Antiproliferative effect of Pygeum africanum extract on rat prostatic fibroblasts.

Yablonsky F, Nicolas V, Riffaud JP, Bellamy F Laboratoires Debat, groupe Fournier, Garches, France. J Urol 1997 Jun;157(6):2381-7 Published erratum appears in J Urol 1997 Sep;158(3 Pt 1):889

The effect of a Pygeum africanum extract (Tadenan) (Pa), used in the treatment of micturition disorders associated with BPH, has been examined on the proliferation of rat prostatic stromal cells stimulated by different growth factors. EGF, bFGF, and IGF-I but not KGF are mitogenic for prostatic fibroblasts in culture. Pygeum africanum inhibits both basal and stimulated growth with IC50 values of 4.5, 7.7 and 12.6 micrograms./ml. for EGF, IGF-I and bFGF, respectively, compared to 14.4 micrograms./ml. for untreated cells, the inhibition being stronger towards EGF. Pygeum africanum inhibited the proliferation induced by TPA or PDBu in a concentration-dependent manner with IC50 values of 12.4 and 8.1 micrograms./ml. respectively. The antiproliferative effects of Pa were not ascribed to cytotoxicity. These results show that Pygeum africanum is a potent inhibitor of rat prostatic fibroblast proliferation in response to direct activators of protein kinase C, the defined growth factors bFGF, EGF and IGF-I, and the complex mixture of mitogens in serum depending on the concentration used. PKC activation appears to be an important growth factor-mediated signal transduction for this agent. These data suggest that therapeutic effect of Pygeum africanum may be due at least in part to the inhibition of growth factors responsible for the prostatic overgrowth in man.


An urodynamic study of patients with benign prostatic hypertrophy treated conservatively with phytotherapy or testosterone

Flamm J.; Kiesswetter H.; Englisch M. Urol. Abt., Wilhelminenspit., Wien Austria Wien. Klin. Wochenschr. (Austria), 1979, 91/18 (622-627)

Conservative therapy of benign prostatic hypertrophy comprises the administration of oestrogens, gestagens, androgens and anti-androgens.
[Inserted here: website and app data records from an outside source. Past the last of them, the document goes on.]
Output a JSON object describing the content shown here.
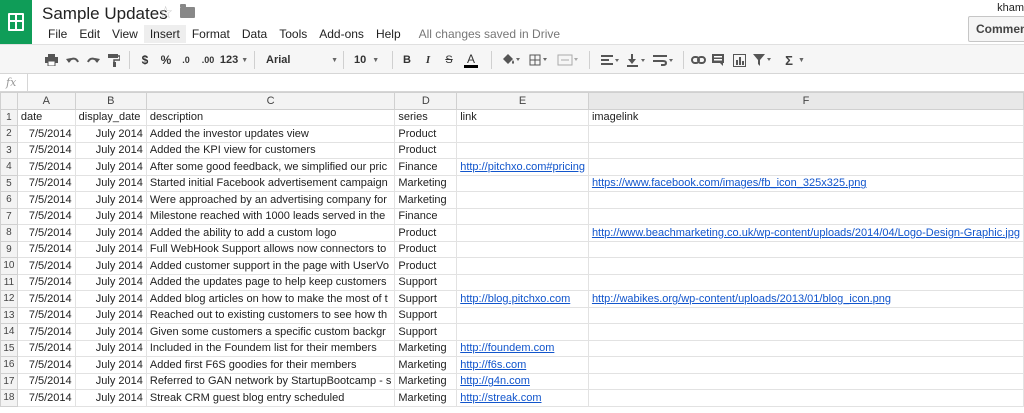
{
  "doc": {
    "title": "Sample Updates",
    "user": "kham",
    "comments_label": "Comments",
    "save_status": "All changes saved in Drive"
  },
  "menu": [
    "File",
    "Edit",
    "View",
    "Insert",
    "Format",
    "Data",
    "Tools",
    "Add-ons",
    "Help"
  ],
  "menu_active_index": 3,
  "toolbar": {
    "currency": "$",
    "percent": "%",
    "dec_decrease": ".0",
    "dec_increase": ".00",
    "number_format": "123",
    "font": "Arial",
    "font_size": "10",
    "bold": "B",
    "italic": "I",
    "strike": "S",
    "text_color": "A",
    "function": "Σ"
  },
  "formula_bar": {
    "fx_label": "fx",
    "value": ""
  },
  "columns": [
    "A",
    "B",
    "C",
    "D",
    "E",
    "F"
  ],
  "selected_column": "F",
  "rows": [
    [
      "date",
      "display_date",
      "description",
      "series",
      "link",
      "imagelink"
    ],
    [
      "7/5/2014",
      "July 2014",
      "Added the investor updates view",
      "Product",
      "",
      ""
    ],
    [
      "7/5/2014",
      "July 2014",
      "Added the KPI view for customers",
      "Product",
      "",
      ""
    ],
    [
      "7/5/2014",
      "July 2014",
      "After some good feedback, we simplified our pric",
      "Finance",
      "http://pitchxo.com#pricing",
      ""
    ],
    [
      "7/5/2014",
      "July 2014",
      "Started initial Facebook advertisement campaign",
      "Marketing",
      "",
      "https://www.facebook.com/images/fb_icon_325x325.png"
    ],
    [
      "7/5/2014",
      "July 2014",
      "Were approached by an advertising company for",
      "Marketing",
      "",
      ""
    ],
    [
      "7/5/2014",
      "July 2014",
      "Milestone reached with 1000 leads served in the",
      "Finance",
      "",
      ""
    ],
    [
      "7/5/2014",
      "July 2014",
      "Added the ability to add a custom logo",
      "Product",
      "",
      "http://www.beachmarketing.co.uk/wp-content/uploads/2014/04/Logo-Design-Graphic.jpg"
    ],
    [
      "7/5/2014",
      "July 2014",
      "Full WebHook Support allows now connectors to",
      "Product",
      "",
      ""
    ],
    [
      "7/5/2014",
      "July 2014",
      "Added customer support in the page with UserVo",
      "Product",
      "",
      ""
    ],
    [
      "7/5/2014",
      "July 2014",
      "Added the updates page to help keep customers",
      "Support",
      "",
      ""
    ],
    [
      "7/5/2014",
      "July 2014",
      "Added blog articles on how to make the most of t",
      "Support",
      "http://blog.pitchxo.com",
      "http://wabikes.org/wp-content/uploads/2013/01/blog_icon.png"
    ],
    [
      "7/5/2014",
      "July 2014",
      "Reached out to existing customers to see how th",
      "Support",
      "",
      ""
    ],
    [
      "7/5/2014",
      "July 2014",
      "Given some customers a specific custom backgr",
      "Support",
      "",
      ""
    ],
    [
      "7/5/2014",
      "July 2014",
      "Included in the Foundem list for their members",
      "Marketing",
      "http://foundem.com",
      ""
    ],
    [
      "7/5/2014",
      "July 2014",
      "Added first F6S goodies for their members",
      "Marketing",
      "http://f6s.com",
      ""
    ],
    [
      "7/5/2014",
      "July 2014",
      "Referred to GAN network by StartupBootcamp - s",
      "Marketing",
      "http://g4n.com",
      ""
    ],
    [
      "7/5/2014",
      "July 2014",
      "Streak CRM guest blog entry scheduled",
      "Marketing",
      "http://streak.com",
      ""
    ]
  ],
  "colors": {
    "brand": "#0f9d58",
    "link": "#1155cc",
    "header_bg": "#f3f3f3"
  }
}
Phytodrugs, which contain an extract of Sabal serrulatum or Pygeum Africana as active substance are without side effects and are, therefore, being used increasingly. 74 patients with irritable or obstructive bladder symptoms due to benign prostatic hypertrophy were treated with a phytodrug (Sabal serrulatum) or with testosterone throughout a period of three months. In group one (20 patients given phytodrugs and 10 patients given testosterone) clinical symptoms and measurements of residual urine, residual urine quotient, bladder capacity, micturition pressure and maximum urethral closure pressure were recorded at the beginning and at the end of therapy. In group two 28 patients were treated with the phytodrug in the first and third months with an intervening placebo trial lasting four weeks and 16 patients were given testosterone. Clinical symptoms and uroflow and residual urine only were charted in this group. None of the patients in either group showed an improvement in the urodynamic parameters of obstruction, but all patients felt a subjective alleviation of their symptoms.